> WORK INSTRUCTIONS
Restate the records word for word. Include no pictures.

[DATA TO USE Boundary: Start]

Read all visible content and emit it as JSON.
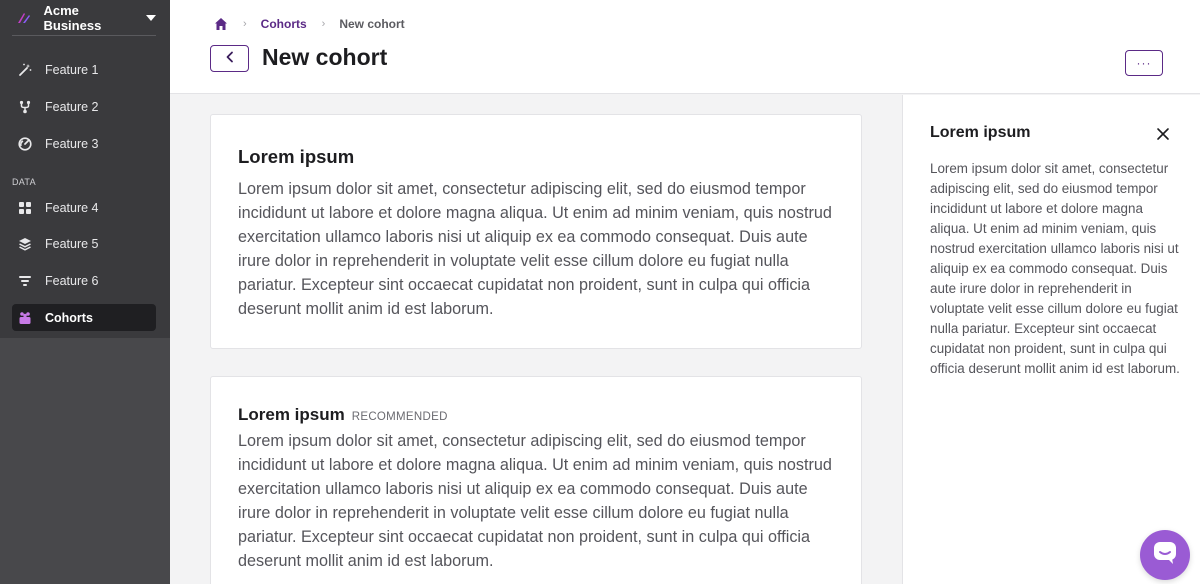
{
  "brand": {
    "name": "Acme Business",
    "logo_color": "#c13fc7"
  },
  "sidebar": {
    "items": [
      {
        "label": "Feature 1",
        "icon": "magic-wand-icon"
      },
      {
        "label": "Feature 2",
        "icon": "fork-icon"
      },
      {
        "label": "Feature 3",
        "icon": "gauge-icon"
      }
    ],
    "section_label": "DATA",
    "data_items": [
      {
        "label": "Feature 4",
        "icon": "grid-icon"
      },
      {
        "label": "Feature 5",
        "icon": "layers-icon"
      },
      {
        "label": "Feature 6",
        "icon": "filter-icon"
      },
      {
        "label": "Cohorts",
        "icon": "people-icon",
        "active": true
      }
    ]
  },
  "header": {
    "breadcrumb": {
      "home_icon": "home-icon",
      "link": "Cohorts",
      "current": "New cohort"
    },
    "title": "New cohort",
    "more_label": "···"
  },
  "main": {
    "card1": {
      "title": "Lorem ipsum",
      "body": "Lorem ipsum dolor sit amet, consectetur adipiscing elit, sed do eiusmod tempor incididunt ut labore et dolore magna aliqua. Ut enim ad minim veniam, quis nostrud exercitation ullamco laboris nisi ut aliquip ex ea commodo consequat. Duis aute irure dolor in reprehenderit in voluptate velit esse cillum dolore eu fugiat nulla pariatur. Excepteur sint occaecat cupidatat non proident, sunt in culpa qui officia deserunt mollit anim id est laborum."
    },
    "card2": {
      "title": "Lorem ipsum",
      "badge": "RECOMMENDED",
      "body": "Lorem ipsum dolor sit amet, consectetur adipiscing elit, sed do eiusmod tempor incididunt ut labore et dolore magna aliqua. Ut enim ad minim veniam, quis nostrud exercitation ullamco laboris nisi ut aliquip ex ea commodo consequat. Duis aute irure dolor in reprehenderit in voluptate velit esse cillum dolore eu fugiat nulla pariatur. Excepteur sint occaecat cupidatat non proident, sunt in culpa qui officia deserunt mollit anim id est laborum."
    }
  },
  "side_panel": {
    "title": "Lorem ipsum",
    "body": "Lorem ipsum dolor sit amet, consectetur adipiscing elit, sed do eiusmod tempor incididunt ut labore et dolore magna aliqua. Ut enim ad minim veniam, quis nostrud exercitation ullamco laboris nisi ut aliquip ex ea commodo consequat. Duis aute irure dolor in reprehenderit in voluptate velit esse cillum dolore eu fugiat nulla pariatur. Excepteur sint occaecat cupidatat non proident, sunt in culpa qui officia deserunt mollit anim id est laborum."
  },
  "colors": {
    "accent": "#5b2a86",
    "chat": "#9a5bd4",
    "sidebar": "#3a3a3d"
  }
}
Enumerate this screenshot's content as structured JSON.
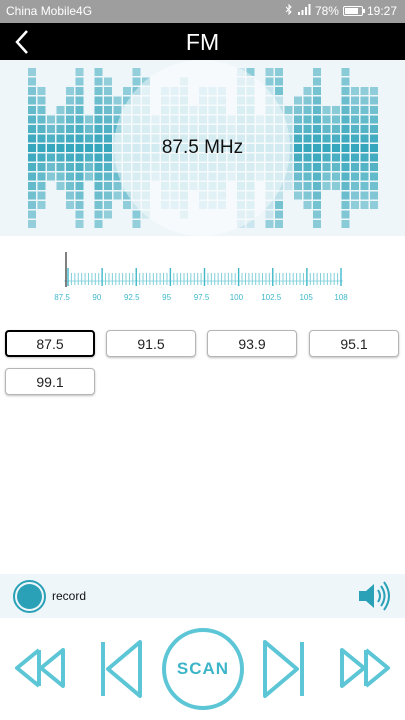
{
  "status_bar": {
    "carrier": "China Mobile4G",
    "battery": "78%",
    "time": "19:27",
    "icons": [
      "bluetooth-icon",
      "signal-icon",
      "battery-icon"
    ]
  },
  "header": {
    "title": "FM",
    "back_icon": "back-arrow-icon"
  },
  "display": {
    "frequency": "87.5 MHz"
  },
  "tuner": {
    "tick_labels": [
      "87.5",
      "90",
      "92.5",
      "95",
      "97.5",
      "100",
      "102.5",
      "105",
      "108"
    ],
    "current_value": 87.5,
    "min": 87.5,
    "max": 108
  },
  "presets": [
    "87.5",
    "91.5",
    "93.9",
    "95.1",
    "99.1"
  ],
  "selected_preset": "87.5",
  "record": {
    "label": "record"
  },
  "controls": {
    "scan_label": "SCAN",
    "icons": [
      "fast-backward-icon",
      "previous-icon",
      "next-icon",
      "fast-forward-icon",
      "speaker-icon"
    ]
  },
  "colors": {
    "accent": "#2aa1b7",
    "accent_light": "#5dc6d6",
    "status_bar": "#9e9e9e",
    "header": "#000000",
    "panel": "#eef6fa"
  }
}
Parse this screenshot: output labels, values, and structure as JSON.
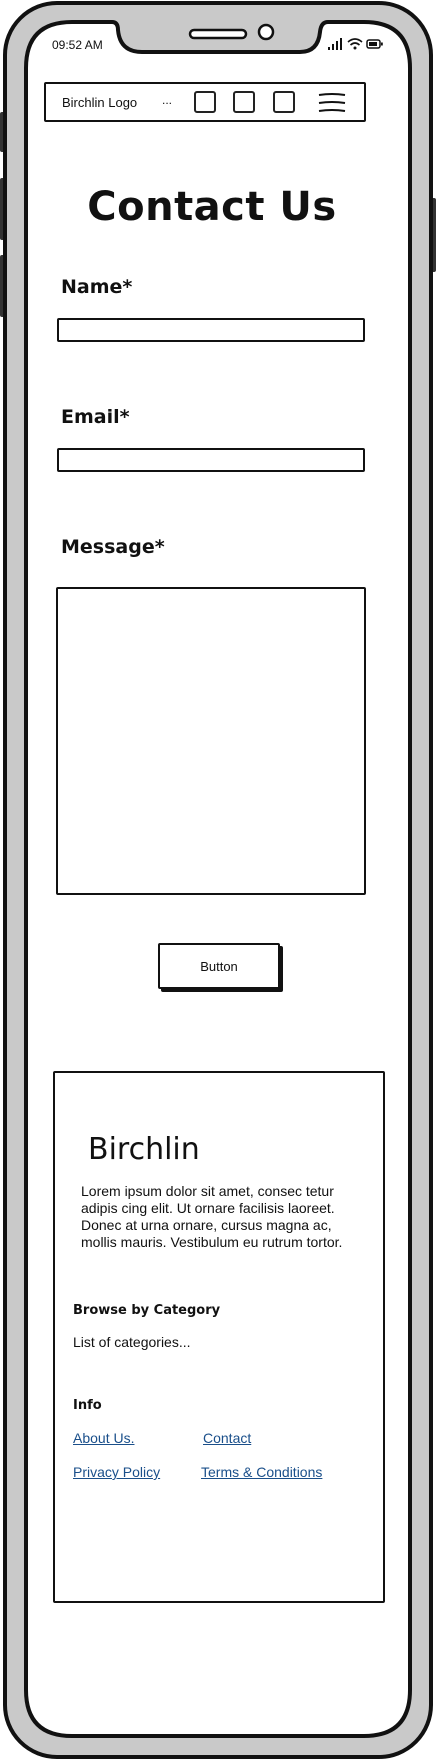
{
  "status_bar": {
    "time": "09:52 AM",
    "icons": [
      "signal-icon",
      "wifi-icon",
      "battery-icon"
    ]
  },
  "navbar": {
    "logo": "Birchlin Logo",
    "ellipsis": "...",
    "icons": [
      "square-icon",
      "square-icon",
      "square-icon",
      "hamburger-menu-icon"
    ]
  },
  "page": {
    "title": "Contact Us"
  },
  "form": {
    "name_label": "Name*",
    "name_value": "",
    "email_label": "Email*",
    "email_value": "",
    "message_label": "Message*",
    "message_value": "",
    "submit_label": "Button"
  },
  "footer": {
    "brand": "Birchlin",
    "description": "Lorem ipsum dolor sit amet, consec tetur adipis cing elit. Ut ornare facilisis laoreet. Donec at urna ornare, cursus magna ac, mollis mauris. Vestibulum eu rutrum tortor.",
    "browse_heading": "Browse by Category",
    "categories_text": "List of categories...",
    "info_heading": "Info",
    "links": {
      "about": "About Us.",
      "contact": "Contact",
      "privacy": "Privacy Policy",
      "terms": "Terms & Conditions"
    }
  }
}
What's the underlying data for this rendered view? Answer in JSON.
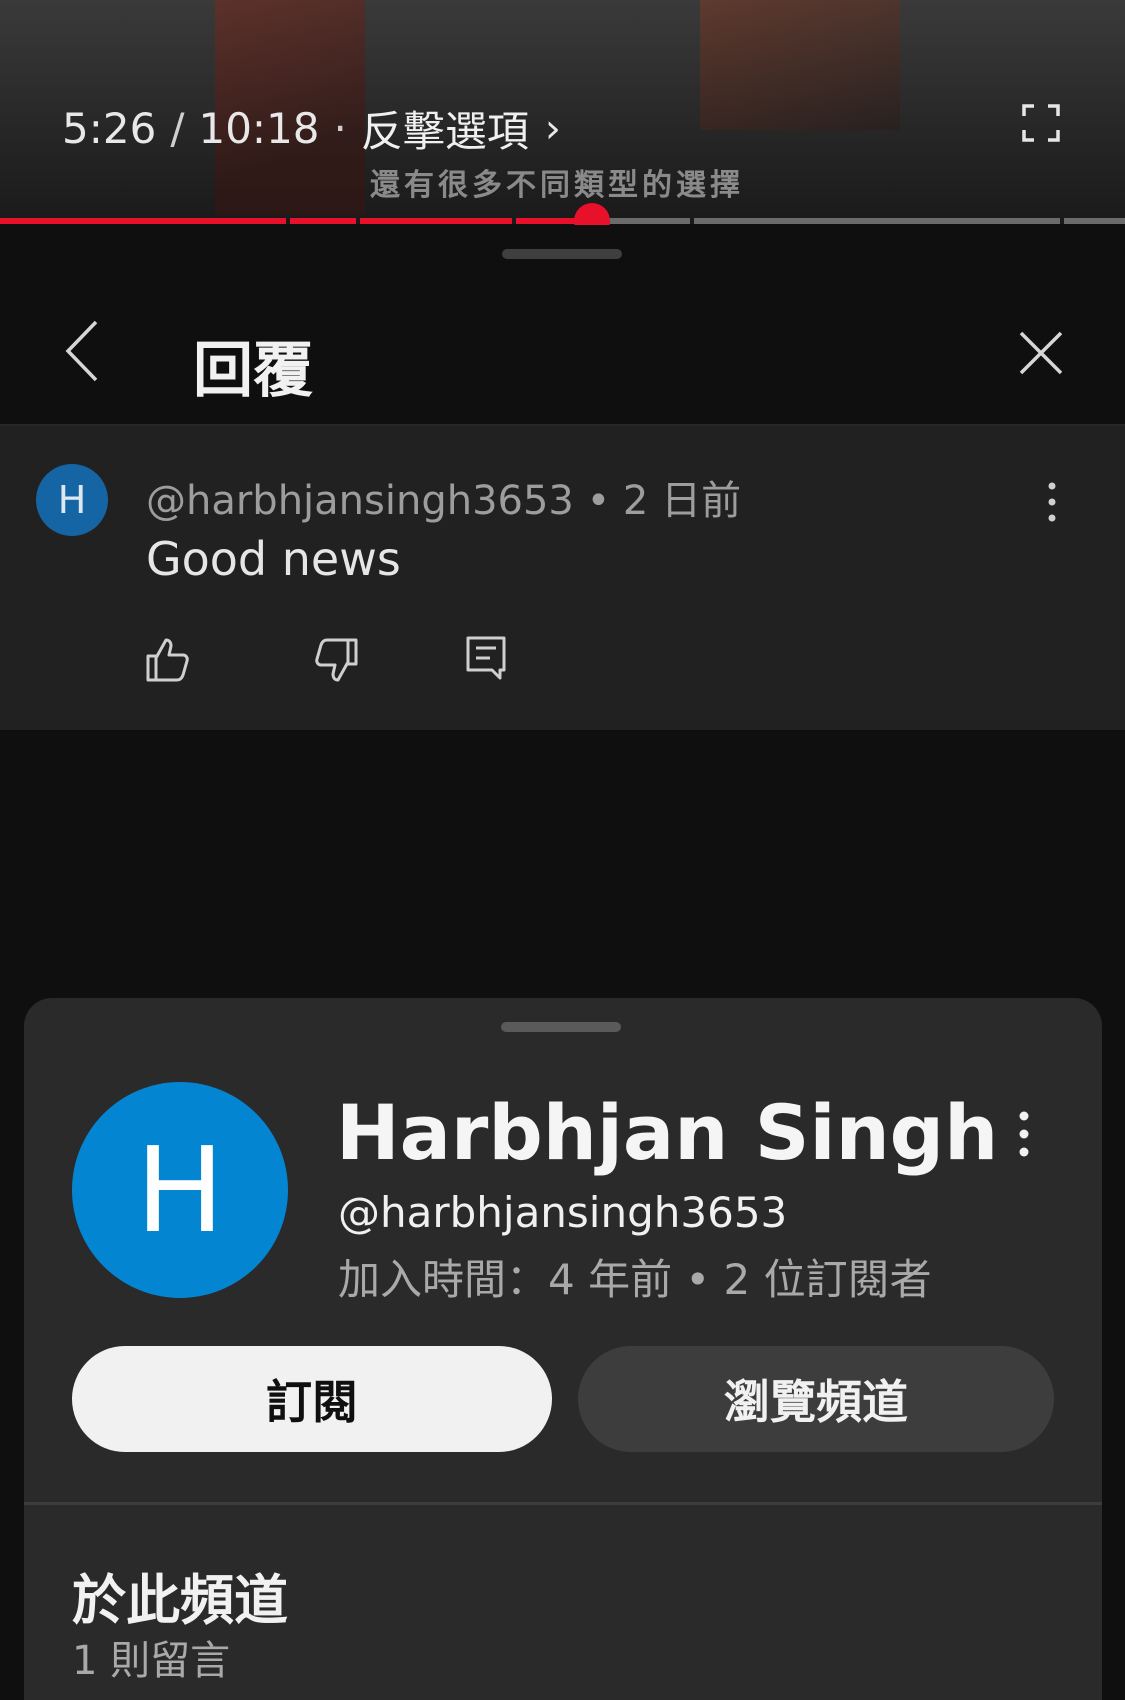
{
  "player": {
    "current_time": "5:26",
    "separator": "/",
    "duration": "10:18",
    "dot": "·",
    "chapter": "反擊選項",
    "chapter_chevron": "›",
    "caption": "還有很多不同類型的選擇",
    "progress": 0.526,
    "accent_color": "#e8102a"
  },
  "reply_panel": {
    "title": "回覆",
    "back_icon": "chevron-left-icon",
    "close_icon": "close-icon"
  },
  "comment": {
    "avatar_letter": "H",
    "author": "@harbhjansingh3653",
    "dot": "•",
    "time": "2 日前",
    "text": "Good news",
    "actions": [
      "like-icon",
      "dislike-icon",
      "reply-icon"
    ]
  },
  "channel_sheet": {
    "avatar_letter": "H",
    "avatar_color": "#0385d1",
    "name": "Harbhjan Singh",
    "handle": "@harbhjansingh3653",
    "stats": "加入時間：4 年前 • 2 位訂閱者",
    "subscribe_label": "訂閱",
    "browse_label": "瀏覽頻道",
    "section_title": "於此頻道",
    "section_sub": "1 則留言"
  }
}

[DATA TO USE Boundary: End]

> SOLUTION TO THIS TASK
Read all visible content and emit it as JSON.
{
  "brand": {
    "name": "Acme Business",
    "logo_color": "#c13fc7"
  },
  "sidebar": {
    "items": [
      {
        "label": "Feature 1",
        "icon": "magic-wand-icon"
      },
      {
        "label": "Feature 2",
        "icon": "fork-icon"
      },
      {
        "label": "Feature 3",
        "icon": "gauge-icon"
      }
    ],
    "section_label": "DATA",
    "data_items": [
      {
        "label": "Feature 4",
        "icon": "grid-icon"
      },
      {
        "label": "Feature 5",
        "icon": "layers-icon"
      },
      {
        "label": "Feature 6",
        "icon": "filter-icon"
      },
      {
        "label": "Cohorts",
        "icon": "people-icon",
        "active": true
      }
    ]
  },
  "header": {
    "breadcrumb": {
      "home_icon": "home-icon",
      "link": "Cohorts",
      "current": "New cohort"
    },
    "title": "New cohort",
    "more_label": "···"
  },
  "main": {
    "card1": {
      "title": "Lorem ipsum",
      "body": "Lorem ipsum dolor sit amet, consectetur adipiscing elit, sed do eiusmod tempor incididunt ut labore et dolore magna aliqua. Ut enim ad minim veniam, quis nostrud exercitation ullamco laboris nisi ut aliquip ex ea commodo consequat. Duis aute irure dolor in reprehenderit in voluptate velit esse cillum dolore eu fugiat nulla pariatur. Excepteur sint occaecat cupidatat non proident, sunt in culpa qui officia deserunt mollit anim id est laborum."
    },
    "card2": {
      "title": "Lorem ipsum",
      "badge": "RECOMMENDED",
      "body": "Lorem ipsum dolor sit amet, consectetur adipiscing elit, sed do eiusmod tempor incididunt ut labore et dolore magna aliqua. Ut enim ad minim veniam, quis nostrud exercitation ullamco laboris nisi ut aliquip ex ea commodo consequat. Duis aute irure dolor in reprehenderit in voluptate velit esse cillum dolore eu fugiat nulla pariatur. Excepteur sint occaecat cupidatat non proident, sunt in culpa qui officia deserunt mollit anim id est laborum."
    }
  },
  "side_panel": {
    "title": "Lorem ipsum",
    "body": "Lorem ipsum dolor sit amet, consectetur adipiscing elit, sed do eiusmod tempor incididunt ut labore et dolore magna aliqua. Ut enim ad minim veniam, quis nostrud exercitation ullamco laboris nisi ut aliquip ex ea commodo consequat. Duis aute irure dolor in reprehenderit in voluptate velit esse cillum dolore eu fugiat nulla pariatur. Excepteur sint occaecat cupidatat non proident, sunt in culpa qui officia deserunt mollit anim id est laborum."
  },
  "colors": {
    "accent": "#5b2a86",
    "chat": "#9a5bd4",
    "sidebar": "#3a3a3d"
  }
}
Enumerate this screenshot's content as structured JSON.
{
  "status_bar": {
    "carrier": "China Mobile4G",
    "battery": "78%",
    "time": "19:27",
    "icons": [
      "bluetooth-icon",
      "signal-icon",
      "battery-icon"
    ]
  },
  "header": {
    "title": "FM",
    "back_icon": "back-arrow-icon"
  },
  "display": {
    "frequency": "87.5 MHz"
  },
  "tuner": {
    "tick_labels": [
      "87.5",
      "90",
      "92.5",
      "95",
      "97.5",
      "100",
      "102.5",
      "105",
      "108"
    ],
    "current_value": 87.5,
    "min": 87.5,
    "max": 108
  },
  "presets": [
    "87.5",
    "91.5",
    "93.9",
    "95.1",
    "99.1"
  ],
  "selected_preset": "87.5",
  "record": {
    "label": "record"
  },
  "controls": {
    "scan_label": "SCAN",
    "icons": [
      "fast-backward-icon",
      "previous-icon",
      "next-icon",
      "fast-forward-icon",
      "speaker-icon"
    ]
  },
  "colors": {
    "accent": "#2aa1b7",
    "accent_light": "#5dc6d6",
    "status_bar": "#9e9e9e",
    "header": "#000000",
    "panel": "#eef6fa"
  }
}
Parse this screenshot: output labels, values, and structure as JSON.
{
  "status_bar": {
    "time": "09:52 AM",
    "icons": [
      "signal-icon",
      "wifi-icon",
      "battery-icon"
    ]
  },
  "navbar": {
    "logo": "Birchlin Logo",
    "ellipsis": "...",
    "icons": [
      "square-icon",
      "square-icon",
      "square-icon",
      "hamburger-menu-icon"
    ]
  },
  "page": {
    "title": "Contact Us"
  },
  "form": {
    "name_label": "Name*",
    "name_value": "",
    "email_label": "Email*",
    "email_value": "",
    "message_label": "Message*",
    "message_value": "",
    "submit_label": "Button"
  },
  "footer": {
    "brand": "Birchlin",
    "description": "Lorem ipsum dolor sit amet, consec tetur adipis cing elit. Ut ornare facilisis laoreet. Donec at urna ornare, cursus magna ac, mollis mauris. Vestibulum eu rutrum tortor.",
    "browse_heading": "Browse by Category",
    "categories_text": "List of categories...",
    "info_heading": "Info",
    "links": {
      "about": "About Us.",
      "contact": "Contact",
      "privacy": "Privacy Policy",
      "terms": "Terms & Conditions"
    }
  }
}
What's the underlying data for this rendered view? Answer in JSON.
{
  "player": {
    "current_time": "5:26",
    "separator": "/",
    "duration": "10:18",
    "dot": "·",
    "chapter": "反擊選項",
    "chapter_chevron": "›",
    "caption": "還有很多不同類型的選擇",
    "progress": 0.526,
    "accent_color": "#e8102a"
  },
  "reply_panel": {
    "title": "回覆",
    "back_icon": "chevron-left-icon",
    "close_icon": "close-icon"
  },
  "comment": {
    "avatar_letter": "H",
    "author": "@harbhjansingh3653",
    "dot": "•",
    "time": "2 日前",
    "text": "Good news",
    "actions": [
      "like-icon",
      "dislike-icon",
      "reply-icon"
    ]
  },
  "channel_sheet": {
    "avatar_letter": "H",
    "avatar_color": "#0385d1",
    "name": "Harbhjan Singh",
    "handle": "@harbhjansingh3653",
    "stats": "加入時間：4 年前 • 2 位訂閱者",
    "subscribe_label": "訂閱",
    "browse_label": "瀏覽頻道",
    "section_title": "於此頻道",
    "section_sub": "1 則留言"
  }
}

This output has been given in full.